It was just a single line in an inauguration speech given 50 years ago. But Alabama Governor George Wallace’s ‘Segregation Now, Segregation Tomorrow, Segregation Forever’ is remembered as one of the most vehement rallying cries against racial equality in American history.
The year was 1963. Civil rights activists were fighting for equal access to schools and the voting booth, and the federal government was preparing to intervene in many southern states. In Montgomery, Alabama, newly elected governor George Wallace stepped up to a podium to deliver his inaugural address.
On the speech’s fiftieth anniversary, Radio Diaries looks back at the story behind those famous words, and the man who delivered them.
In his later years, George Wallace embarked on an apology tour, paying amends to civil rights activists and appearing in black churches to ask forgiveness. In his last election as governor of Alabama, in 1982, he won with more than ninety percent of the black vote.
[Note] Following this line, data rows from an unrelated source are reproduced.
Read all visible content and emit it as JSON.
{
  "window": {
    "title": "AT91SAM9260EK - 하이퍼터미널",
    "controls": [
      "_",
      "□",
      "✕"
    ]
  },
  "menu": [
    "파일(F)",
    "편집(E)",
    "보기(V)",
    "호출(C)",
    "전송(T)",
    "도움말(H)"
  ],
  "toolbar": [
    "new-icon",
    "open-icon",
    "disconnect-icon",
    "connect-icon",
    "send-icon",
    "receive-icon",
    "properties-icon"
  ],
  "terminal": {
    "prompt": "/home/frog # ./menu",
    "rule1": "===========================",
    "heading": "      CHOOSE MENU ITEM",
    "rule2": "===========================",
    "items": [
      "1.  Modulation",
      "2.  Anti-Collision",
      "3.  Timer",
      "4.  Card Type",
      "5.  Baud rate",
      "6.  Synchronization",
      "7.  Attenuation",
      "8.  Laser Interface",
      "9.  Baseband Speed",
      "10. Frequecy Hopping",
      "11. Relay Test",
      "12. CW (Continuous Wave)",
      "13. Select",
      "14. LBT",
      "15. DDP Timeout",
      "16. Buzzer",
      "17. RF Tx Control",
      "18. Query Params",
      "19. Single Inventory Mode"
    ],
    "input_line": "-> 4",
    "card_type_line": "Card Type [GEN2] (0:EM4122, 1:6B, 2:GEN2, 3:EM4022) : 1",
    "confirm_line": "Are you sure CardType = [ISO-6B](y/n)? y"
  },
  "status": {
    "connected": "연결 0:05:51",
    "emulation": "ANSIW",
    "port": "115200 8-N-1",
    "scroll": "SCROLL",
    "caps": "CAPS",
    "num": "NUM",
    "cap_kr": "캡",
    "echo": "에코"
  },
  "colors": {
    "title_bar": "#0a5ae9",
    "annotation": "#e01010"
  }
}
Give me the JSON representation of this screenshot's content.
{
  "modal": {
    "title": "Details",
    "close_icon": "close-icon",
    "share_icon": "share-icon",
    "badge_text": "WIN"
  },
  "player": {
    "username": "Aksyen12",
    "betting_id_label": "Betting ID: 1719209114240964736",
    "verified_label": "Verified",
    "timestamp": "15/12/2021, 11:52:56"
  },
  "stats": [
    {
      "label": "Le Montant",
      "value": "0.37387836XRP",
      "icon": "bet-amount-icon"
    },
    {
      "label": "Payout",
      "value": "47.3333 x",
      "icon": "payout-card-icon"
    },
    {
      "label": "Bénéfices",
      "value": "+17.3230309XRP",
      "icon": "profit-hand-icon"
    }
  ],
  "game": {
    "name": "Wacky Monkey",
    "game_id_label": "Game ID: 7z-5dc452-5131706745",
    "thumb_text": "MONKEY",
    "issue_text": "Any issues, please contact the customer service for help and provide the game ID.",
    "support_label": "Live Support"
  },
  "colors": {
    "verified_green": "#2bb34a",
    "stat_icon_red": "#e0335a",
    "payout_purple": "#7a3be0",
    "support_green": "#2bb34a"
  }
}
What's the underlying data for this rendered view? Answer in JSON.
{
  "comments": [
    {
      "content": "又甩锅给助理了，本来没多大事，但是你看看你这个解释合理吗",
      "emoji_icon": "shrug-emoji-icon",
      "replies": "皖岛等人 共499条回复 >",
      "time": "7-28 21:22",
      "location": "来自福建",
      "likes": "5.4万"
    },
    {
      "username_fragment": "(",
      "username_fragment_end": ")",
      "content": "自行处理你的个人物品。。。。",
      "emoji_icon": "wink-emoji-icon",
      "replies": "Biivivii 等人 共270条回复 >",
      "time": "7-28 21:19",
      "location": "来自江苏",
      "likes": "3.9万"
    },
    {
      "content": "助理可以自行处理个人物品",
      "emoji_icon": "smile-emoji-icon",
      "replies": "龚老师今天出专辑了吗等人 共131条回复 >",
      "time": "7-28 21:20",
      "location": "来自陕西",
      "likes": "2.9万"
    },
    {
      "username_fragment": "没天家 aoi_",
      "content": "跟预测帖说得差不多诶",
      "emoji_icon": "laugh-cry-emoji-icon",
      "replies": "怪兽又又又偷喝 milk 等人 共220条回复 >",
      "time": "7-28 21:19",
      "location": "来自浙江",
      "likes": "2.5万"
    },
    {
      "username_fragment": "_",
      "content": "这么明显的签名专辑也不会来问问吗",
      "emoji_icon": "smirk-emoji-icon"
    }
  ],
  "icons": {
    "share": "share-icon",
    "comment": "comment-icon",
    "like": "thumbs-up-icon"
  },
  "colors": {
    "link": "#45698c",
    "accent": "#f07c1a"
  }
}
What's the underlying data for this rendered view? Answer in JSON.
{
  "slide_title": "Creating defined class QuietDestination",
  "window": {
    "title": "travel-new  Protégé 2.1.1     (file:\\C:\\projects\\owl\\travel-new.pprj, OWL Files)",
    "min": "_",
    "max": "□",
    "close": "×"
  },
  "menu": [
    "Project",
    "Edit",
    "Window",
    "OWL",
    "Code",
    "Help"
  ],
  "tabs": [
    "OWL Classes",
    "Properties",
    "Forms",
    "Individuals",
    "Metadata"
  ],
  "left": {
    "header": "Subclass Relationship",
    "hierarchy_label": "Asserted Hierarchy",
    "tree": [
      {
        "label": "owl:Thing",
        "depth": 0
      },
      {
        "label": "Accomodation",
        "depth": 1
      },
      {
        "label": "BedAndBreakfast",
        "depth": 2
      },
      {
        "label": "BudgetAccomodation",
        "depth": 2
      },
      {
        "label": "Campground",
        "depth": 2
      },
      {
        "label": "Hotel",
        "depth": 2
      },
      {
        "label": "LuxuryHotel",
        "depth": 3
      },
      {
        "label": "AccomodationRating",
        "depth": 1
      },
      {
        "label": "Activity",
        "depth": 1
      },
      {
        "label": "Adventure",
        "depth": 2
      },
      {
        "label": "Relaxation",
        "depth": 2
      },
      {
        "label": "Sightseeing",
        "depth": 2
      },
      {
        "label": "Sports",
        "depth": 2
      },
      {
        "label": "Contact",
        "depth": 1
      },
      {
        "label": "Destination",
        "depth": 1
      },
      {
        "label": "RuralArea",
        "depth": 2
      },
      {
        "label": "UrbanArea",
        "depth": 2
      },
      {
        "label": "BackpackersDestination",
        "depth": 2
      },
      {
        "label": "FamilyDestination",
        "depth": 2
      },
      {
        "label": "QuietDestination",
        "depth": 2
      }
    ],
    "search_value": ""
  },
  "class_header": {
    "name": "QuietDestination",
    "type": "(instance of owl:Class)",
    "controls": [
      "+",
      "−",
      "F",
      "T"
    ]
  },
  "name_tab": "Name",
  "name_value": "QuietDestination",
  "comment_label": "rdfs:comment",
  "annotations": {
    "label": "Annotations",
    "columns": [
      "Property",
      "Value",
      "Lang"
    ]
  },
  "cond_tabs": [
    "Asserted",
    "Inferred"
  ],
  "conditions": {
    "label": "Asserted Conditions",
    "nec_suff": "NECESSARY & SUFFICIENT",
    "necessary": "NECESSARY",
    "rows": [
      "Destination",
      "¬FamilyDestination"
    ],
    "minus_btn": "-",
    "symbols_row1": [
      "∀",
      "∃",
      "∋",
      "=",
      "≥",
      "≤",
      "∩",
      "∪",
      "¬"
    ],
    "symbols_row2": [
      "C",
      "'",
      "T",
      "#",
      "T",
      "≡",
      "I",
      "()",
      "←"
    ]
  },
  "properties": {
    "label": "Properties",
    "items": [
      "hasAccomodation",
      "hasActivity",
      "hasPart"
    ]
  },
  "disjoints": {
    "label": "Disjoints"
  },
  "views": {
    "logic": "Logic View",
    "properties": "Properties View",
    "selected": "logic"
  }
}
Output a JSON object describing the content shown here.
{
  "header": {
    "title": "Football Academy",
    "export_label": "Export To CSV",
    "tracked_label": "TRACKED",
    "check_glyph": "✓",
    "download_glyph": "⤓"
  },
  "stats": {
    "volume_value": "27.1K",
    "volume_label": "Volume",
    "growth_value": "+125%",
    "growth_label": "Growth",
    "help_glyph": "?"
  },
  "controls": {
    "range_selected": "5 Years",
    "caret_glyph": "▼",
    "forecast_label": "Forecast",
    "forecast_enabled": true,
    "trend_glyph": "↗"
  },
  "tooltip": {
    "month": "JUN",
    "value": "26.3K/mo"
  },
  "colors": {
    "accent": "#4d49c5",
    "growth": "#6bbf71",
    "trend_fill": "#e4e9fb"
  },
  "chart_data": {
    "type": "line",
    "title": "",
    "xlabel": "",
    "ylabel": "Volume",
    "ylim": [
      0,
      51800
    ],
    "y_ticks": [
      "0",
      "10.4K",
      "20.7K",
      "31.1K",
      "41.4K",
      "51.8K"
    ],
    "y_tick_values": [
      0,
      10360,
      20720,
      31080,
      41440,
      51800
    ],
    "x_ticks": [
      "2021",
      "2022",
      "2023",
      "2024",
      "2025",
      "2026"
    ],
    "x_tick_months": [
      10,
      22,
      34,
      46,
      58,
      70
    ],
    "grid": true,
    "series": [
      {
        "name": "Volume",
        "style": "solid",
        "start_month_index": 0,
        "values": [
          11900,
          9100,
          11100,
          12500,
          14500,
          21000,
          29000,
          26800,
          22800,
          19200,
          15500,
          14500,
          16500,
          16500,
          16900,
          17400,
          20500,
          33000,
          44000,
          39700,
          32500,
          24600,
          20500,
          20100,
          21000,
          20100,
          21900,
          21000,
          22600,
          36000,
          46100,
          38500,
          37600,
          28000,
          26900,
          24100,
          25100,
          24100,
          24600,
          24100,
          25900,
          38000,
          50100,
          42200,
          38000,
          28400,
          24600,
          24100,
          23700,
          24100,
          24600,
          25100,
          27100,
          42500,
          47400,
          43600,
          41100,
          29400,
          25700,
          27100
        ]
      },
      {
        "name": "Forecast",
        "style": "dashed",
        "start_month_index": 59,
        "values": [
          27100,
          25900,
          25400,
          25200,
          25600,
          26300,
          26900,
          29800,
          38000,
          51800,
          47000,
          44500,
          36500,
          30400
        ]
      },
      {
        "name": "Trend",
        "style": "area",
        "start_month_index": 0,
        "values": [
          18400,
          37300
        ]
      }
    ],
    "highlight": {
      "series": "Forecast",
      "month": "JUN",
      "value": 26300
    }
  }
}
This story is part of our Audio History Project and was produced by Samara Freemark, with help from Joe Richman, Sarah Kramer, Ben Shapiro, Nellie Gilles, and edited by Deborah George.